- _SUPPLIED DATA_
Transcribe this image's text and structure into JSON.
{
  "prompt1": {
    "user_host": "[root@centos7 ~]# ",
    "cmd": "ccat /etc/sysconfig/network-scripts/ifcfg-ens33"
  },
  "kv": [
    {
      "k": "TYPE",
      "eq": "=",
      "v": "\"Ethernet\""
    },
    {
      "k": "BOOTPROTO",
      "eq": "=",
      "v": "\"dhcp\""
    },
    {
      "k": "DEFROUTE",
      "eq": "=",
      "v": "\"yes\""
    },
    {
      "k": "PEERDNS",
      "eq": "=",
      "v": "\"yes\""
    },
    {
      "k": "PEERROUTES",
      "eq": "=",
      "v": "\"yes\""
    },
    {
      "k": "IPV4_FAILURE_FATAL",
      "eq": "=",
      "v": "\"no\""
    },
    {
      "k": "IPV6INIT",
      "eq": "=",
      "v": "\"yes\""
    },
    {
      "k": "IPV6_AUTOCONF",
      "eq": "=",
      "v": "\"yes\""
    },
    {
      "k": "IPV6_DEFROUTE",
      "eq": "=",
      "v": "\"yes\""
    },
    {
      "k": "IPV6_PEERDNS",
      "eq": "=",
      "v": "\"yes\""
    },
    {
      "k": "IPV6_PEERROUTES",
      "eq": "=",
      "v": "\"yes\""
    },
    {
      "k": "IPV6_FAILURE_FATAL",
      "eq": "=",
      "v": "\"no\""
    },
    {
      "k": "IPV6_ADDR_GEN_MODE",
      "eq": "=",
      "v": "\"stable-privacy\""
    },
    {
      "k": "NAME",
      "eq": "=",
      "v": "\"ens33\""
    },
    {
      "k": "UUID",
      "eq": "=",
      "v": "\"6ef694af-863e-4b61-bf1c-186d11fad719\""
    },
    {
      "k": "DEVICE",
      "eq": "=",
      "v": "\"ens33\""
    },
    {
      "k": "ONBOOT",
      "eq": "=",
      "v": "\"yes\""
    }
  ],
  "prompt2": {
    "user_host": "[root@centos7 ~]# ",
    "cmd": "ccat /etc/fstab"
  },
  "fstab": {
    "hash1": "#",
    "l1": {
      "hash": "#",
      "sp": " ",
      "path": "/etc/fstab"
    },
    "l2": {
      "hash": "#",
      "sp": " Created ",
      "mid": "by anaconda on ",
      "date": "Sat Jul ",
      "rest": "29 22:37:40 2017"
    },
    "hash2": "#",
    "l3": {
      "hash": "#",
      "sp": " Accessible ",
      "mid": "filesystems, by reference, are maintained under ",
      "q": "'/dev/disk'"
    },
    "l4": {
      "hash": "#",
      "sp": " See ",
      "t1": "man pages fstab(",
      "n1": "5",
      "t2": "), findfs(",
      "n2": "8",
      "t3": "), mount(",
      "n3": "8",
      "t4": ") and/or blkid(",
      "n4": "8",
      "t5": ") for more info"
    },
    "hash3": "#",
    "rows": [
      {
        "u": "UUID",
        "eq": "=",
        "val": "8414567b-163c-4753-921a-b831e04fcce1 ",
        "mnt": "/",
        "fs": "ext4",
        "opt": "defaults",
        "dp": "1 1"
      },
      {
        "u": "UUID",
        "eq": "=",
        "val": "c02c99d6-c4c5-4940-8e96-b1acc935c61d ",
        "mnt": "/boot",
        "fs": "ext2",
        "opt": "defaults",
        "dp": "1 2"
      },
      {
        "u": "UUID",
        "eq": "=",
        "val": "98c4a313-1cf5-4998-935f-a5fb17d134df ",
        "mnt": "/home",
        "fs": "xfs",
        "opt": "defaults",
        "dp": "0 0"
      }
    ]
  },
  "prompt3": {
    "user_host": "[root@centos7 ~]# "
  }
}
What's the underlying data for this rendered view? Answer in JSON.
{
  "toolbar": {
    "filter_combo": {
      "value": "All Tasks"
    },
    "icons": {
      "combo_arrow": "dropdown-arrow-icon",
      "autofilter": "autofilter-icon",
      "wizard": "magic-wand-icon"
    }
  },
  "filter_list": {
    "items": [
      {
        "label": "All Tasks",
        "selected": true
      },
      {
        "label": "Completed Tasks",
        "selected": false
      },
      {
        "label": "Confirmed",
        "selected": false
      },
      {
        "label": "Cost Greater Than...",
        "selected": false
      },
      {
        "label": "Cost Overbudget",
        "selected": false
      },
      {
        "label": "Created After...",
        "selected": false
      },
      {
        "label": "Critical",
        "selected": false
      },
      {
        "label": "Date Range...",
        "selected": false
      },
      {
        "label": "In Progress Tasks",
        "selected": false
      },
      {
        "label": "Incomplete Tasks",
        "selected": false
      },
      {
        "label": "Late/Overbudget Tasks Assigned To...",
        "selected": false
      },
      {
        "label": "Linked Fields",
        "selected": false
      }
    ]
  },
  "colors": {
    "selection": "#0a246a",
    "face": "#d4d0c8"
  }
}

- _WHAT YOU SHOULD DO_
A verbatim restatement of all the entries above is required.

- _WRITTEN ANSWER_
Transcribe this image's text and structure into JSON.
{
  "prompt1": {
    "user_host": "[root@centos7 ~]# ",
    "cmd": "ccat /etc/sysconfig/network-scripts/ifcfg-ens33"
  },
  "kv": [
    {
      "k": "TYPE",
      "eq": "=",
      "v": "\"Ethernet\""
    },
    {
      "k": "BOOTPROTO",
      "eq": "=",
      "v": "\"dhcp\""
    },
    {
      "k": "DEFROUTE",
      "eq": "=",
      "v": "\"yes\""
    },
    {
      "k": "PEERDNS",
      "eq": "=",
      "v": "\"yes\""
    },
    {
      "k": "PEERROUTES",
      "eq": "=",
      "v": "\"yes\""
    },
    {
      "k": "IPV4_FAILURE_FATAL",
      "eq": "=",
      "v": "\"no\""
    },
    {
      "k": "IPV6INIT",
      "eq": "=",
      "v": "\"yes\""
    },
    {
      "k": "IPV6_AUTOCONF",
      "eq": "=",
      "v": "\"yes\""
    },
    {
      "k": "IPV6_DEFROUTE",
      "eq": "=",
      "v": "\"yes\""
    },
    {
      "k": "IPV6_PEERDNS",
      "eq": "=",
      "v": "\"yes\""
    },
    {
      "k": "IPV6_PEERROUTES",
      "eq": "=",
      "v": "\"yes\""
    },
    {
      "k": "IPV6_FAILURE_FATAL",
      "eq": "=",
      "v": "\"no\""
    },
    {
      "k": "IPV6_ADDR_GEN_MODE",
      "eq": "=",
      "v": "\"stable-privacy\""
    },
    {
      "k": "NAME",
      "eq": "=",
      "v": "\"ens33\""
    },
    {
      "k": "UUID",
      "eq": "=",
      "v": "\"6ef694af-863e-4b61-bf1c-186d11fad719\""
    },
    {
      "k": "DEVICE",
      "eq": "=",
      "v": "\"ens33\""
    },
    {
      "k": "ONBOOT",
      "eq": "=",
      "v": "\"yes\""
    }
  ],
  "prompt2": {
    "user_host": "[root@centos7 ~]# ",
    "cmd": "ccat /etc/fstab"
  },
  "fstab": {
    "hash1": "#",
    "l1": {
      "hash": "#",
      "sp": " ",
      "path": "/etc/fstab"
    },
    "l2": {
      "hash": "#",
      "sp": " Created ",
      "mid": "by anaconda on ",
      "date": "Sat Jul ",
      "rest": "29 22:37:40 2017"
    },
    "hash2": "#",
    "l3": {
      "hash": "#",
      "sp": " Accessible ",
      "mid": "filesystems, by reference, are maintained under ",
      "q": "'/dev/disk'"
    },
    "l4": {
      "hash": "#",
      "sp": " See ",
      "t1": "man pages fstab(",
      "n1": "5",
      "t2": "), findfs(",
      "n2": "8",
      "t3": "), mount(",
      "n3": "8",
      "t4": ") and/or blkid(",
      "n4": "8",
      "t5": ") for more info"
    },
    "hash3": "#",
    "rows": [
      {
        "u": "UUID",
        "eq": "=",
        "val": "8414567b-163c-4753-921a-b831e04fcce1 ",
        "mnt": "/",
        "fs": "ext4",
        "opt": "defaults",
        "dp": "1 1"
      },
      {
        "u": "UUID",
        "eq": "=",
        "val": "c02c99d6-c4c5-4940-8e96-b1acc935c61d ",
        "mnt": "/boot",
        "fs": "ext2",
        "opt": "defaults",
        "dp": "1 2"
      },
      {
        "u": "UUID",
        "eq": "=",
        "val": "98c4a313-1cf5-4998-935f-a5fb17d134df ",
        "mnt": "/home",
        "fs": "xfs",
        "opt": "defaults",
        "dp": "0 0"
      }
    ]
  },
  "prompt3": {
    "user_host": "[root@centos7 ~]# "
  }
}
What's the underlying data for this rendered view? Answer in JSON.
{
  "toolbar": {
    "filter_combo": {
      "value": "All Tasks"
    },
    "icons": {
      "combo_arrow": "dropdown-arrow-icon",
      "autofilter": "autofilter-icon",
      "wizard": "magic-wand-icon"
    }
  },
  "filter_list": {
    "items": [
      {
        "label": "All Tasks",
        "selected": true
      },
      {
        "label": "Completed Tasks",
        "selected": false
      },
      {
        "label": "Confirmed",
        "selected": false
      },
      {
        "label": "Cost Greater Than...",
        "selected": false
      },
      {
        "label": "Cost Overbudget",
        "selected": false
      },
      {
        "label": "Created After...",
        "selected": false
      },
      {
        "label": "Critical",
        "selected": false
      },
      {
        "label": "Date Range...",
        "selected": false
      },
      {
        "label": "In Progress Tasks",
        "selected": false
      },
      {
        "label": "Incomplete Tasks",
        "selected": false
      },
      {
        "label": "Late/Overbudget Tasks Assigned To...",
        "selected": false
      },
      {
        "label": "Linked Fields",
        "selected": false
      }
    ]
  },
  "colors": {
    "selection": "#0a246a",
    "face": "#d4d0c8"
  }
}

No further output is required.